Elements of a Claim of Wrongful Discharge In Violation of Public Policy
In Greeley v. Miami Valley Maintenance Contr., Inc. (1989), 49 Ohio St.3d 228, 551 N.E.2d 981, the Ohio Supreme Court first recognized that there is an exception to the at-will employment doctrine when an employee is discharged or disciplined for a reason that violates the clear public policy of Ohio.
To state a claim of wrongful discharge in violation of public policy, a plaintiff must allege facts demonstrating that the employer's act of discharging her contravened a clear public policy. Painter v. Graley (1994), 70 Ohio St.3d 377, 383, 1994 Ohio 334, 639 N.E.2d 51.
There are four elements of a claim of wrongful discharge in violation of public policy:
"'1. That a clear public policy existed and was manifested in a state or federal constitution, statute or administrative regulation, or in the common law (the clarity element).
"'2. That dismissing employees under circumstances like those involved in the plaintiff's dismissal would jeopardize the public policy (the jeopardy element).
"'3. the plaintiff's dismissal was motivated by conduct related to the public policy (the causation element).
"'4. the employer lacked overriding legitimate business justification for the dismissal (the overriding justification element).'" Kulch v. Structural Fibers, Inc. (1997), 78 Ohio St.3d 134, 151, 1997 Ohio 219, 677 N.E.2d 308.

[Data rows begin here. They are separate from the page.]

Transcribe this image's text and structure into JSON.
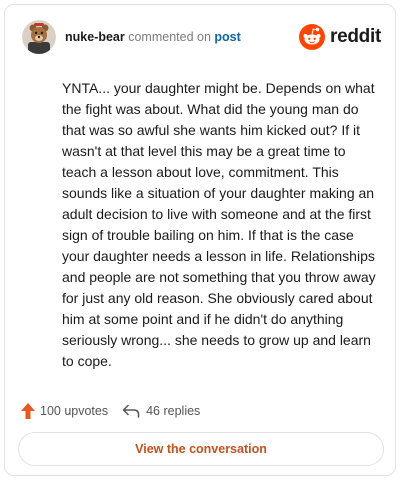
{
  "header": {
    "username": "nuke-bear",
    "action_text": "commented on",
    "post_link": "post",
    "brand": "reddit"
  },
  "comment": {
    "body": "YNTA... your daughter might be. Depends on what the fight was about. What did the young man do that was so awful she wants him kicked out? If it wasn't at that level this may be a great time to teach a lesson about love, commitment. This sounds like a situation of your daughter making an adult decision to live with someone and at the first sign of trouble bailing on him. If that is the case your daughter needs a lesson in life. Relationships and people are not something that you throw away for just any old reason. She obviously cared about him at some point and if he didn't do anything seriously wrong... she needs to grow up and learn to cope."
  },
  "actions": {
    "upvotes": "100 upvotes",
    "replies": "46 replies"
  },
  "footer": {
    "view_label": "View the conversation"
  },
  "colors": {
    "brand_orange": "#ff4500",
    "upvote_orange": "#e8571e",
    "link_blue": "#0f64a5",
    "button_text": "#c7501e"
  },
  "icons": {
    "avatar": "user-avatar-bear",
    "logo": "reddit-snoo-icon",
    "upvote": "upvote-arrow-icon",
    "reply": "reply-arrow-icon"
  }
}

The first two elements are questions of law to be decided by the court, and the second two elements are questions of fact to be decided by the trier of fact. Collins v. Rizkana (1995), 73 Ohio St.3d 65, 70, 1995 Ohio 135, 652 N.E.2d 653.